• Henry was born in 1849 in Marston Magna but he died there when he was only about 12 years old.
• Martha was the youngest child of Edward and Elizabeth Parsons. She was born in 1850 in Marston Magna. When she was 21 she worked as a waitress at the London Hotel in Poole for a while and then she met and married Edmund Witt, a London policeman. Edmund had originally come from Fordingbridge in Hampshire. Martha and Edmund’s first child, Henry, was born in London but then Edmund got a job as a railway policeman and the family moved to Southampton. Edmund soon gave up police work and took up house painting. The couple moved several more times, to Thornford in Dorset, Combe St.Nicholas in Somerset, and then to Fordingbridge. They finally moved to Bournemouth where they had a large house in Southcote Road and took boarders. Edmund died in 1918 and Martha in 1930.
Ancestors of Edward Parsons
The following chart shows three generations of Edward’s ancestors.
His earliest known ancestor was Richard Parsons who lived in Kington Magna in Dorset during the period following the Civil War.
Grandfather — William Parsons a farmer and inn-keeper who lived most of his life in Holton, near Wincanton, in Somerset.
Grandmother — Mary West, William’s wife, who came from Stowell in Somerset
Grandfather — Giles Jukes from Silton and Bourton near Gillingham in Dorset
Grandmother — Elizabeth Hill who was born in Mere which is in Wiltshire but not far from Gillingham
Great-grandfather — Moses Parsons of Kington Magna in Dorset
Great-grandmother — Martha Turl
Great-grandfather — William West who was born in Stalbridge in Dorset but spent most of his life in Stowell in Somerset
Great-grandmother — Mary Turk, his wife, who was also born in Stalbridge
Great-grandfather — Giles Jukes the elder, of Silton in Dorset
Great-grandmother — Mary Forward who was born in Wincanton in Somerset
Great-grandfather — James Hill from Mere in Wiltshire
Great-grandmother — Hannah Grey

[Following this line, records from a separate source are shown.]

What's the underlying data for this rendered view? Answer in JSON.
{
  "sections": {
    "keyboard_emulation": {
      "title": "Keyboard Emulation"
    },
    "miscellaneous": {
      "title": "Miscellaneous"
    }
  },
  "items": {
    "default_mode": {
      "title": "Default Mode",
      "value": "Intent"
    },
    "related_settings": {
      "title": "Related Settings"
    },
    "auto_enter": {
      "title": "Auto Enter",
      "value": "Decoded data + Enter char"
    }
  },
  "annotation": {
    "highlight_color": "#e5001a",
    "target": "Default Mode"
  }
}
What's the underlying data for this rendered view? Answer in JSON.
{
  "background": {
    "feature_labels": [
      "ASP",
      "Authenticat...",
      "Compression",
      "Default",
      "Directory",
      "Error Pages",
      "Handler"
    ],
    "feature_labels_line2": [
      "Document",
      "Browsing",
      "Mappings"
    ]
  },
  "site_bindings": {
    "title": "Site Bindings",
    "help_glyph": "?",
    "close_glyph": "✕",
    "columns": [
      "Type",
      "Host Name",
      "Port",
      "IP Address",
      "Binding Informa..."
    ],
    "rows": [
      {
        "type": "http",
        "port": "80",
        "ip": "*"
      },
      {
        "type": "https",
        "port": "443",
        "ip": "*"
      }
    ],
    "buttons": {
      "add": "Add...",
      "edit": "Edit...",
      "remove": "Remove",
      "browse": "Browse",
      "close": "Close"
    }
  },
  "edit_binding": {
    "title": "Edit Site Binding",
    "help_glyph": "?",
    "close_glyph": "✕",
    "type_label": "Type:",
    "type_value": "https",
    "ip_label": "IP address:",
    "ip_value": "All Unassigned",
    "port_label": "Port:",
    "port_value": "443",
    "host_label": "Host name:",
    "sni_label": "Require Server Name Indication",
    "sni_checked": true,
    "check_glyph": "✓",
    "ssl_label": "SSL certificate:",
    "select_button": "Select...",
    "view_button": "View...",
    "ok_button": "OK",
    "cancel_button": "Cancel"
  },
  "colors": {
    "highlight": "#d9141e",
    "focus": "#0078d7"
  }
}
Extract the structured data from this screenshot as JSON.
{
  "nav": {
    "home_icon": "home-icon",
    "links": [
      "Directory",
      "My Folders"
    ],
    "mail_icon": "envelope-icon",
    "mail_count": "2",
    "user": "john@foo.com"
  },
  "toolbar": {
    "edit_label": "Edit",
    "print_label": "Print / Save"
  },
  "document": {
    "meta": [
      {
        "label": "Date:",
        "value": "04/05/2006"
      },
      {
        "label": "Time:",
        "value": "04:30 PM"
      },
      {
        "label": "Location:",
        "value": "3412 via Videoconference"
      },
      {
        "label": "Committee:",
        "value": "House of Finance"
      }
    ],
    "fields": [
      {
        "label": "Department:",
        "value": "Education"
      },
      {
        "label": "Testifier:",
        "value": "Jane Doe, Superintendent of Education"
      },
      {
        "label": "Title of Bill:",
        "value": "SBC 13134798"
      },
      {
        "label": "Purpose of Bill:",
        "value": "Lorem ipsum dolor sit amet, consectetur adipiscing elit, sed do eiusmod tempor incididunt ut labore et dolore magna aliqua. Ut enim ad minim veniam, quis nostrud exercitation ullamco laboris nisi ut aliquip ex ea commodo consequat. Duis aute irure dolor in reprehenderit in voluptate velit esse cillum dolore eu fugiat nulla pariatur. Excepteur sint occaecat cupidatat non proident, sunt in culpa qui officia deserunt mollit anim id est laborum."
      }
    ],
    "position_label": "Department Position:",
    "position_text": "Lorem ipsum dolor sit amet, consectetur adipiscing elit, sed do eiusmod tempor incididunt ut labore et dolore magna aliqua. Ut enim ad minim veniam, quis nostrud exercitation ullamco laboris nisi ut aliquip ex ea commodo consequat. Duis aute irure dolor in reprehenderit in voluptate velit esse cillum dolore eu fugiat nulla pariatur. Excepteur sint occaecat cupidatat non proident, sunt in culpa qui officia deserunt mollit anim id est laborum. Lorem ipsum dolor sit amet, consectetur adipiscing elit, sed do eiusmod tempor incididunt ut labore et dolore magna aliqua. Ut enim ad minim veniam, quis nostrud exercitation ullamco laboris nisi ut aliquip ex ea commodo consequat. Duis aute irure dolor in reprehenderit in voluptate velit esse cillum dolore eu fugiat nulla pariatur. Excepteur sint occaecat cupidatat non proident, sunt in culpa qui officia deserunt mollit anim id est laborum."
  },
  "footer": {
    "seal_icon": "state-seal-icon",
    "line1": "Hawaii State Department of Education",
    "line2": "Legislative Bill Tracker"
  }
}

You are free to make use of the information in these web pages in any way that you wish but please be aware that the author, Mike Parsons, is unable to accept respsonsibility for any errors or omissions.
Mike can be contacted at email@example.com
The information in these web pages comes from a number of sources including: Hampshire County Records Office, Somerset Heritage Centre; Dorset County Records Office; Southampton City Archives; the General Register Office; several on-line newspaper archives; several on-line transcriptions of Parish Register Entries; and several on-line indexes of births, marriages and deaths. The research has also been guided at times by the published work of others, both on-line and in the form of printed books, and by information from personal correspondence with other researchers, for all of which thanks are given. However, all of the information in these web pages has been independently verified by the author from original sources, facimile copies, or, in the case of a few parish register entries, transcriptions published by on-line genealogy sites. The author is aware that some other researchers have in some cases drawn different conclusions and have published information which is at variance from that shown in these web pages.
Copyright © 2013 Mike Parsons. All rights reserved.